By looking at Pernell McPhee’s expressions, it wasn't easy to detect his troubles.
His leg stayed in bandages because of knee and groin issues. He couldn't win his battles at the line of scrimmage to get pressure on opposing quarterbacks. But his smile never disappeared.
After getting 6 sacks as a rookie a year ago as a reserve defensive end, this was supposed to be a breakout for McPhee, who won the starting job.
The Ravens rushed out to win nine of their first 11 games, but each week McPhee faced the questions about his lackluster play. He voiced disappointment in himself, but never lashed out. Understanding his physical and personal battles, however, put his travails into clearer focus.
“I had a couple of losses early this year, dealing with my sister, my dad, cousin,” McPhee said of their deaths. “It was just like I was home when I came back in. Guys put smiles on my face. That’s the most important thing when you got guys who love you besides just football. They love you off the field and try to help you out the best way they can.”
Coach John Harbaugh held him out for a month as he missed five games. McPhee said at the time he could play, creating an awkward situation where the player and coach disagreed publicly. Looking back, McPhee agrees it was the best decision.
“Hands down because now I’m healthier and I got a chance to help the team out on 3rd-and-long and come out and show some of them pass rushing skills I got,” he said of being used almost exclusively in pass situations.
That he did.
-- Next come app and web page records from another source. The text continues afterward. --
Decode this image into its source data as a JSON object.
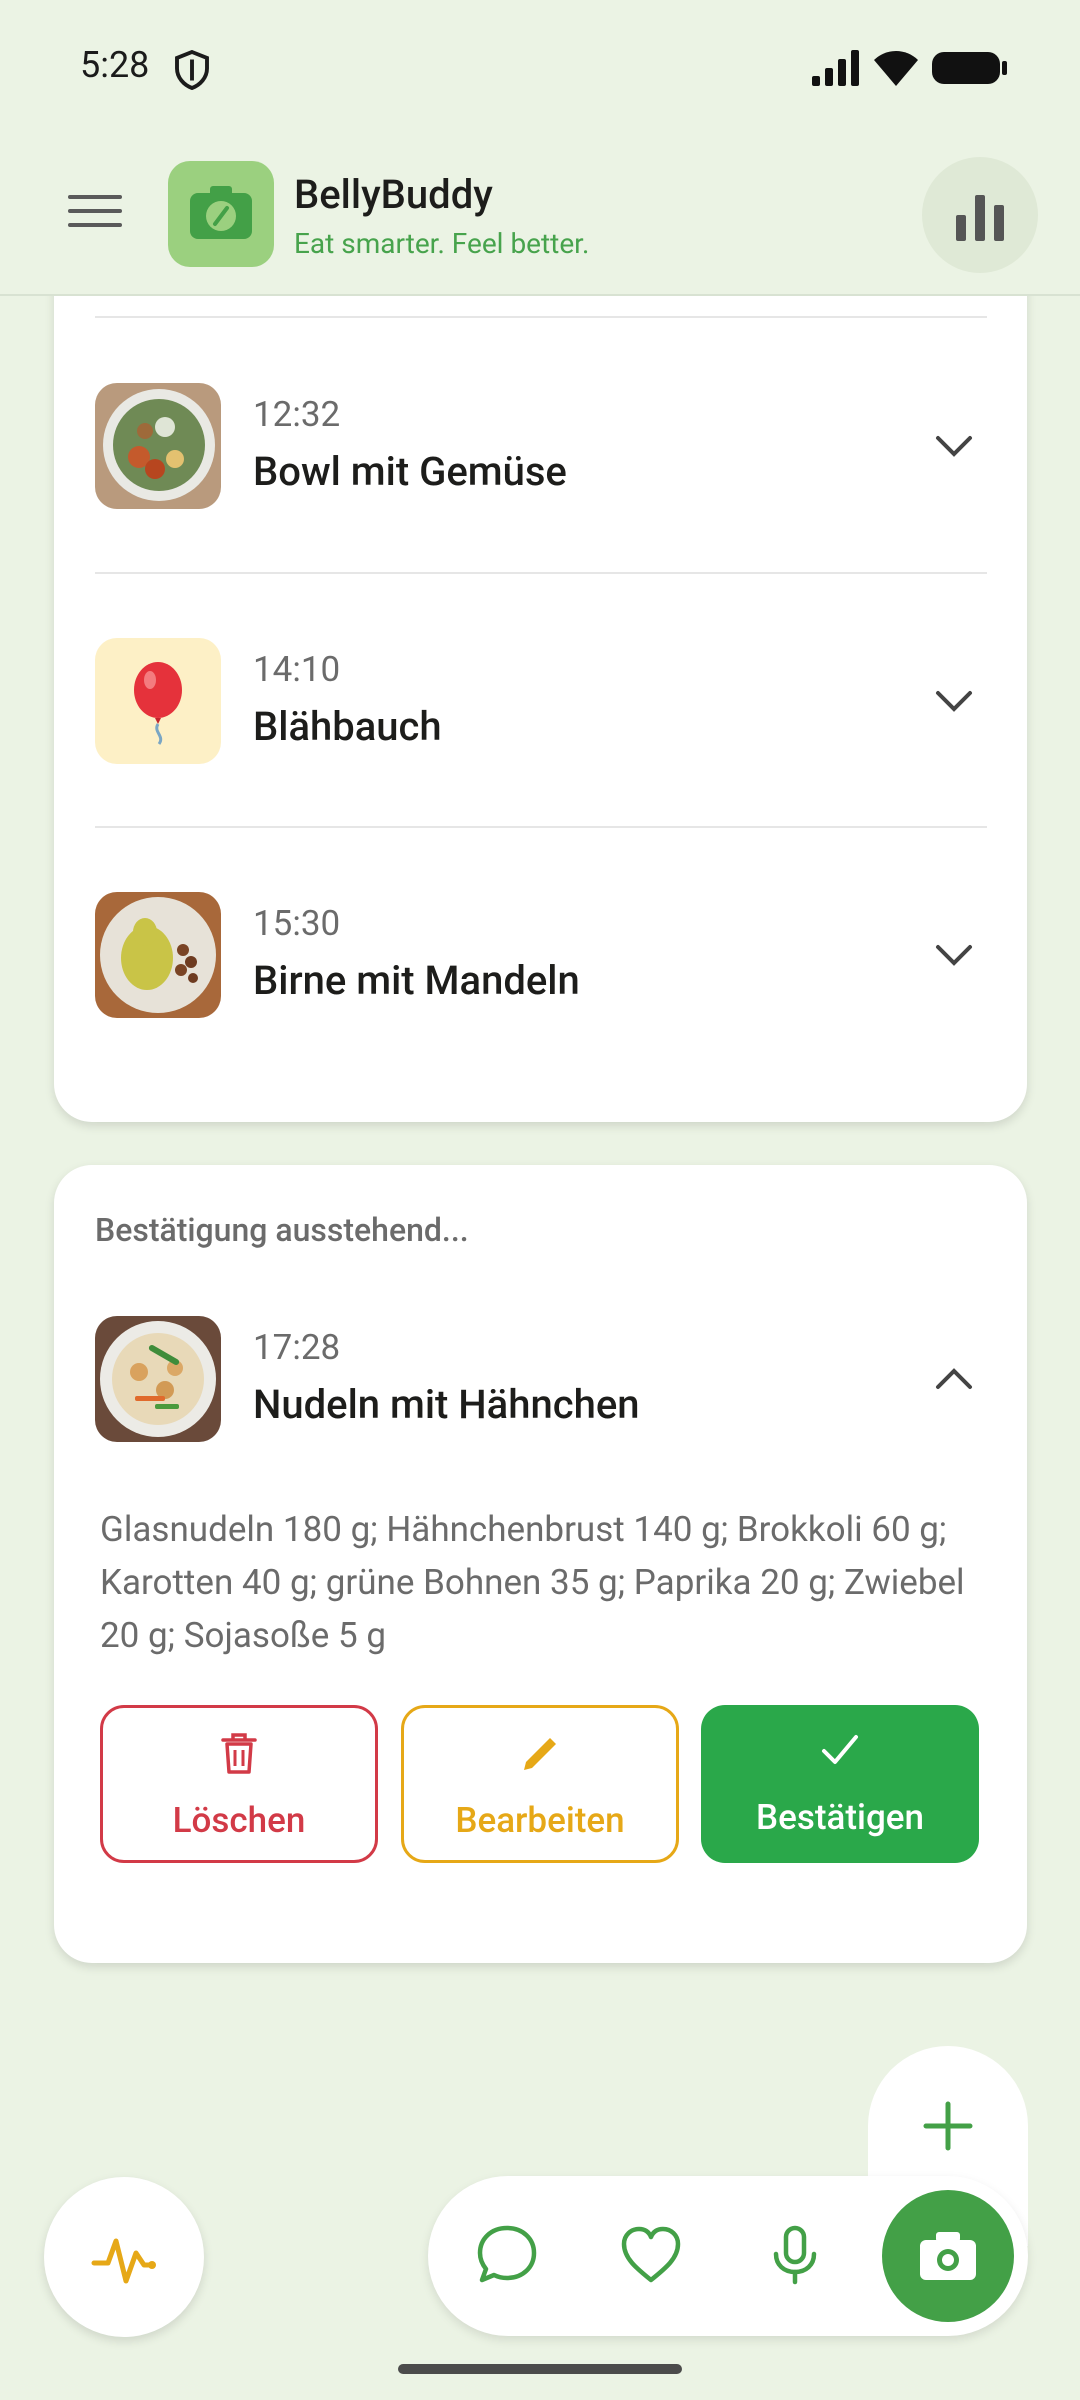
{
  "status_bar": {
    "time": "5:28"
  },
  "app_bar": {
    "title": "BellyBuddy",
    "subtitle": "Eat smarter. Feel better."
  },
  "timeline": {
    "entries": [
      {
        "time": "12:32",
        "title": "Bowl mit Gemüse",
        "thumb": "vegetable-bowl-photo"
      },
      {
        "time": "14:10",
        "title": "Blähbauch",
        "thumb": "balloon-emoji"
      },
      {
        "time": "15:30",
        "title": "Birne mit Mandeln",
        "thumb": "pear-almonds-photo"
      }
    ]
  },
  "pending": {
    "header": "Bestätigung ausstehend...",
    "entry": {
      "time": "17:28",
      "title": "Nudeln mit Hähnchen",
      "thumb": "noodles-chicken-photo"
    },
    "ingredients": "Glasnudeln 180 g; Hähnchenbrust 140 g; Brokkoli 60 g; Karotten 40 g; grüne Bohnen 35 g; Paprika 20 g; Zwiebel 20 g; Sojasoße 5 g",
    "buttons": {
      "delete": "Löschen",
      "edit": "Bearbeiten",
      "confirm": "Bestätigen"
    }
  },
  "colors": {
    "background": "#ebf3e4",
    "brand_green": "#47a34c",
    "delete_red": "#d23a47",
    "edit_amber": "#e6a817",
    "confirm_green": "#2aa84a"
  }
}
McPhee returned in December, getting his first full sack in a Week 15 loss to the Denver Broncos.
Going into the Super Bowl vs. the San Francisco 49ers on Feb. 3, McPhee has been replaced in the starting lineup by Arthur Jones, who had a career-high 4.5 sacks in his third season.
“Coach is doing a good job with how he rotates me in as far as certain packages. That’s keeping me fresh, keeping me healthy,” McPhee said. “I just got this routine I’m sticking with and it’s just helping me out a lot.”
McPhee has played a major role in the Ravens’ last two playoff games. He sacked Peyton Manning late in the third quarter, forcing a fumble that was recovered by Paul Kruger at the Broncos’ 37. Five plays later, Ray Rice ran in the ball from 1 yard out to tie the score at 28 in what eventually became a 38-35 double-overtime victory.
With Tom Brady trying to lead the New England Patriots to a fourth-quarter comeback in the AFC championship last week, McPhee deflected a pass that was intercepted by Dannell Ellerbe to seal a 28-13 victory.
“This guy plays with a lot of injuries. He’s one of the toughest people that I've ever been around in my life. And then now, at the end of the year, he had these two huge plays in these two huge games that really made the difference. It’s just so rewarding,” Harbaugh said. “And as a teacher, as a coach, that’s what makes it for you. … When you see these guys fight through that and have that kind of success, that’s everything.”
McPhee never doubted his ability to bounce back.
“It’s all about your personality,” he said. “I’m built Ford tough.”